This morning, HOSSLEY plead guilty before U.S. District Judge John W. deGravelles to multiple counts of wire fraud and money laundering. These convictions arose from HOSSLEY’s ownership and operation of First Millennium Construction (“First Millennium”), a local commercial construction company headquartered in Baton Rouge, and Spice Bistro, a local restaurant that HOSSLEY co-owned.
During the guilty plea hearing, HOSSLEY admitted to a factual summary which detailed his crimes. According to that summary, HOSSLEY submitted a bid to Bouma Construction (“Bouma”) for First Millennium to work as a subcontractor on construction of the Impact Charter School in Baker, Louisiana, in 2014. During the bidding process, HOSSLEY submitted an application for the job (called a “Qualification Statement”) to Bouma in which he represented that he had never been indicted or convicted of a crime, when, in fact, he had multiple federal convictions for wire fraud, bank fraud, conspiracy to commit bank fraud, and providing a false statement in connection with a bank loan. HOSSLEYalso represented that there were no civil matters pending in which he was involved, when, in fact, he was in civil litigation with a former business partner.

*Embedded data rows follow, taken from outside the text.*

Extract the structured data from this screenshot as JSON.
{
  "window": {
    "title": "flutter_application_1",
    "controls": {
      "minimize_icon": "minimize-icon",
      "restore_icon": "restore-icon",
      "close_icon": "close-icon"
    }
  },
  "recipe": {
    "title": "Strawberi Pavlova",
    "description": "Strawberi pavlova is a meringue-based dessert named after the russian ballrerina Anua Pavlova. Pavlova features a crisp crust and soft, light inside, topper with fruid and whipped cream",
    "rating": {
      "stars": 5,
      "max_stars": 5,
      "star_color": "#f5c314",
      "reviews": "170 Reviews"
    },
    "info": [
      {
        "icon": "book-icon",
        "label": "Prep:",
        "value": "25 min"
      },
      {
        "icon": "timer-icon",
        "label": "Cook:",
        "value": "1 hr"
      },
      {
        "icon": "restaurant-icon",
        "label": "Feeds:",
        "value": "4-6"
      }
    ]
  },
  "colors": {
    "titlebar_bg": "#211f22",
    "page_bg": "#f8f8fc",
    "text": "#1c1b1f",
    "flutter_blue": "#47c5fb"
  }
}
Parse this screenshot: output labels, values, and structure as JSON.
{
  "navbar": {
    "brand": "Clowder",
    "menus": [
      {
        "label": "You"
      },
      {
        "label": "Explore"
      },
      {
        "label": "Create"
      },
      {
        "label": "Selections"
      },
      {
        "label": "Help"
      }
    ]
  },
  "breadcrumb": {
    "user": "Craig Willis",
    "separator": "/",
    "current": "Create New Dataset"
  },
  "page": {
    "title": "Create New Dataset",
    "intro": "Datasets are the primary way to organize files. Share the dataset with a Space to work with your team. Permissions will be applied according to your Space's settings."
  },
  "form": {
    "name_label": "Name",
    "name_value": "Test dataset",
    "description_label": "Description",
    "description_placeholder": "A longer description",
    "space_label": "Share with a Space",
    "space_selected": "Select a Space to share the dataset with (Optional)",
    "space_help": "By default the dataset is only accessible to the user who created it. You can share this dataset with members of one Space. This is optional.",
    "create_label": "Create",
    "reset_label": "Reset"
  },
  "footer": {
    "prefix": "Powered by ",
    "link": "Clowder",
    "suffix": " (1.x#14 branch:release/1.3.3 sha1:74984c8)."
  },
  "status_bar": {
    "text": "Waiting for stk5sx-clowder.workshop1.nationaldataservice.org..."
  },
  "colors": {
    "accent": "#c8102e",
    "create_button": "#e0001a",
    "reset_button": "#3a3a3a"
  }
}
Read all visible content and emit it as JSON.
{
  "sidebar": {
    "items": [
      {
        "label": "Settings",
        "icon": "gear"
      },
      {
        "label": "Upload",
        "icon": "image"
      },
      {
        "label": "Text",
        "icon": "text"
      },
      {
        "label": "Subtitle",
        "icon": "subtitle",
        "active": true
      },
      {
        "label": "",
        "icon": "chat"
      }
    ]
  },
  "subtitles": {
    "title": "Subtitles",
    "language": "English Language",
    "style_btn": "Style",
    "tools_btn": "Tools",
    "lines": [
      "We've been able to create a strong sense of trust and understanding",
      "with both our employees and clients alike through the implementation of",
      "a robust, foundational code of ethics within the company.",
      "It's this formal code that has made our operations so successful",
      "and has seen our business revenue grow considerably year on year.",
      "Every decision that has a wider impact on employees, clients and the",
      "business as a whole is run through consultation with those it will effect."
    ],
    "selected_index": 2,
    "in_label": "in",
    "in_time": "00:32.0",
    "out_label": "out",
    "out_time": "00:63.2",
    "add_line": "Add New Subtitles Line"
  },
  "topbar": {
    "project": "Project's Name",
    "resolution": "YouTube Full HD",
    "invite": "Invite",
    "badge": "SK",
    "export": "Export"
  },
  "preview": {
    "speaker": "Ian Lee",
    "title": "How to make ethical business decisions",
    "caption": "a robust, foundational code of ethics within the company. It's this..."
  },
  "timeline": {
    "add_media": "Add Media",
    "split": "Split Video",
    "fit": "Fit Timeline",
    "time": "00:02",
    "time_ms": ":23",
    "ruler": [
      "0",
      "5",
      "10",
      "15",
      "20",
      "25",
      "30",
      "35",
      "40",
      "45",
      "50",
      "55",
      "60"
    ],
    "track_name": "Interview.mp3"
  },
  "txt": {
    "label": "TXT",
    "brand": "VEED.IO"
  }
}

Bouma ultimately hired First Millennium for the Impact Charter School project and the companies entered into a contract for $1,221,163.00. Bouma’s payments to First Millennium were to be made in installments. The payment arrangement between the HOSSLEY’s company and Bouma required that HOSSLEY submit a payment application each time he wanted a new installment payment. HOSSLEY submitted multiple payment applications to Bouma which falsely understated or omitted money owed to certain sub-subcontractors or vendors he had hired to work on the job. Because of this, HOSSLEYwas able to conceal from Bouma that he was using money paid to him by Bouma for the project on personal expenditures such as American Express card bills, cash withdrawals, and money transfers to a restaurant he had recently opened and co-owned, called Spice Bistro.
Then, in October of 2014, HOSSLEYcontacted an executive with Bouma and told him that four sub-subcontractors which HOSSLEY had hired to assist him on the Impact Charter School project needed to immediately be paid $96,125, collectively. Because Bouma had already paid First Millennium over $849,000 on the project, the executive insisted that the payments be issued as joint checks to First Millennium and each individual sub-subcontractor. He additionally insisted that HOSSLEY obtain lien waivers and signed “Joint Check Agreements” from the four sub-subcontractors. HOSSLEY agreed to this arrangement, but rather than obtaining the signatures of the four sub-subcontractors on these documents, he and one of his employees forged the signatures on the documents themselves, including the endorsements on the joint checks. HOSSLEYthen caused the checks to be deposited into First Millennium’s bank account.
After the checks were deposited into First Millennium’s bank account, HOSSLEY made a $29,474.34 payment on his American Express card from the First Millennium bank account, and then, on October 30, 2014, he made a $22,000 transfer of funds from the First Millennium bank account to the bank account of his restaurant, Spice Bistro. The total of these two transactions exceeded the amount of money in the account previous to the deposit of the four joint checks by over $10,000. These transactions formed the basis of HOSSLEY’s money laundering conviction.
The matter is being handled by the United States Attorney’s Office for the Middle District of Louisiana and the Baton Rouge office of the Federal Bureau of Investigation. It is being prosecuted by Assistant United States Attorneys Ryan Crosswell, Rene Salomon, and Cal Leipold.